▶ _ACTIVITY_: Each line of the records containing "selected" is to be copied out and returned.

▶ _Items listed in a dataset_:
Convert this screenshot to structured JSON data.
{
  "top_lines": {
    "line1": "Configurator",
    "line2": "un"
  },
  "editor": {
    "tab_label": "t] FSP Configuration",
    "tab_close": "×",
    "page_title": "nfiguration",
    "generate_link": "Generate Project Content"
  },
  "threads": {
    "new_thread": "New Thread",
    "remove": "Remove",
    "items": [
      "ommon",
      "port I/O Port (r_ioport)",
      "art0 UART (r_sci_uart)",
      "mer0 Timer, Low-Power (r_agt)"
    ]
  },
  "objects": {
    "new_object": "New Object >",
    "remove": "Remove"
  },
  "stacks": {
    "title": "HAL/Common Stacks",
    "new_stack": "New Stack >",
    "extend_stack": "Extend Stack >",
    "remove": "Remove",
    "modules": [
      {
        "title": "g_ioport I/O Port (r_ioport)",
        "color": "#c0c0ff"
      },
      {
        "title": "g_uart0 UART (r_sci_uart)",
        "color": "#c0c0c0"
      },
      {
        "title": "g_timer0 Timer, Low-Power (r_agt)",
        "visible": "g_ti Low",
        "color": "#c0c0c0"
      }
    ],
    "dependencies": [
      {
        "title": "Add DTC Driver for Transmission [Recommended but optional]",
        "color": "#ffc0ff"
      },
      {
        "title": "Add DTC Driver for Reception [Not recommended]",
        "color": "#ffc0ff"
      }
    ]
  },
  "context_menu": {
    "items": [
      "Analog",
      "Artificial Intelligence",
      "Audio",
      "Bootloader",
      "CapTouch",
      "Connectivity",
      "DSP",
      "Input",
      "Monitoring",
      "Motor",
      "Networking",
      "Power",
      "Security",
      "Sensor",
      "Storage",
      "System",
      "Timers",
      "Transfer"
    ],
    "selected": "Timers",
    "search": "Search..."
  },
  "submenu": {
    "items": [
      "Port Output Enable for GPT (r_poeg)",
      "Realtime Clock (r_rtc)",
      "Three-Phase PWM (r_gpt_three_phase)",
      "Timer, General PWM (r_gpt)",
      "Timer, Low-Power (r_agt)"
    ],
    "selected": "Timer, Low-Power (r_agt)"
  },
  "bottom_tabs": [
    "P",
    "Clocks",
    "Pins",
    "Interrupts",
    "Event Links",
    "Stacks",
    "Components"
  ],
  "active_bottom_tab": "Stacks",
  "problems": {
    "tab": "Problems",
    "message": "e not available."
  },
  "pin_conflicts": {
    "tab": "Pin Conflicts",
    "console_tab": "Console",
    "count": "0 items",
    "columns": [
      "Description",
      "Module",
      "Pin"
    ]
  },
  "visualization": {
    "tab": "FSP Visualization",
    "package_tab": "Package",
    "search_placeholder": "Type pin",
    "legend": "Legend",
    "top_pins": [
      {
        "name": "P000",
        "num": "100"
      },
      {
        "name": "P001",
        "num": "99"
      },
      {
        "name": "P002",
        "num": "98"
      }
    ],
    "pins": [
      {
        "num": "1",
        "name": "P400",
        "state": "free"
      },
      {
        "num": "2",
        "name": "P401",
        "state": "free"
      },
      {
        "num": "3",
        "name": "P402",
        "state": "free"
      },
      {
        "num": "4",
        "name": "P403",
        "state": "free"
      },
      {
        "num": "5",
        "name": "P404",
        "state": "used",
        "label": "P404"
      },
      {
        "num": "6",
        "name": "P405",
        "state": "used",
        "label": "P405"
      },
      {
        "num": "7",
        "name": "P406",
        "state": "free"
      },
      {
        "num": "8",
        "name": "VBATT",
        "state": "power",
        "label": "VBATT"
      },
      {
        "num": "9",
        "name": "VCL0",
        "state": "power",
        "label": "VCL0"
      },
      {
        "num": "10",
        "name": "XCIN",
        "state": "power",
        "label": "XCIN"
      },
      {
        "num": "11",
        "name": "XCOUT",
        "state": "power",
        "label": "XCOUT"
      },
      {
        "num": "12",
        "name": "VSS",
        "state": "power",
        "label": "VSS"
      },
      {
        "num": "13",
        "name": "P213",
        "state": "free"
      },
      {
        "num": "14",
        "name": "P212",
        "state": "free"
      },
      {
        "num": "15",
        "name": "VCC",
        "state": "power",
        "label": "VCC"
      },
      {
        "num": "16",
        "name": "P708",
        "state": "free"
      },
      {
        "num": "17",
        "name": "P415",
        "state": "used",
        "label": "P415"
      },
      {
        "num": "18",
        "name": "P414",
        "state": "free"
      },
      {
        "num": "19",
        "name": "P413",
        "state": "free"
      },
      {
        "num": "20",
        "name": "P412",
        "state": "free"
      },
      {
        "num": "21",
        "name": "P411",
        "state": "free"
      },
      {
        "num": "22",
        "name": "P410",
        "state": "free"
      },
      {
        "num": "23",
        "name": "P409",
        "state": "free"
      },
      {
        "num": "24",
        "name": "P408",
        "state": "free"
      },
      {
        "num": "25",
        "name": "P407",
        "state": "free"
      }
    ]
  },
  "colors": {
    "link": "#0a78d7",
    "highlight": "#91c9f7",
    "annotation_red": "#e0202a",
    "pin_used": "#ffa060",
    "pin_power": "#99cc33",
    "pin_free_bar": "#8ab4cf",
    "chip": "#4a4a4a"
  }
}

▶ _RESULT OF THE TASK_:
    "selected": "Timers",
    "selected": "Timer, Low-Power (r_agt)"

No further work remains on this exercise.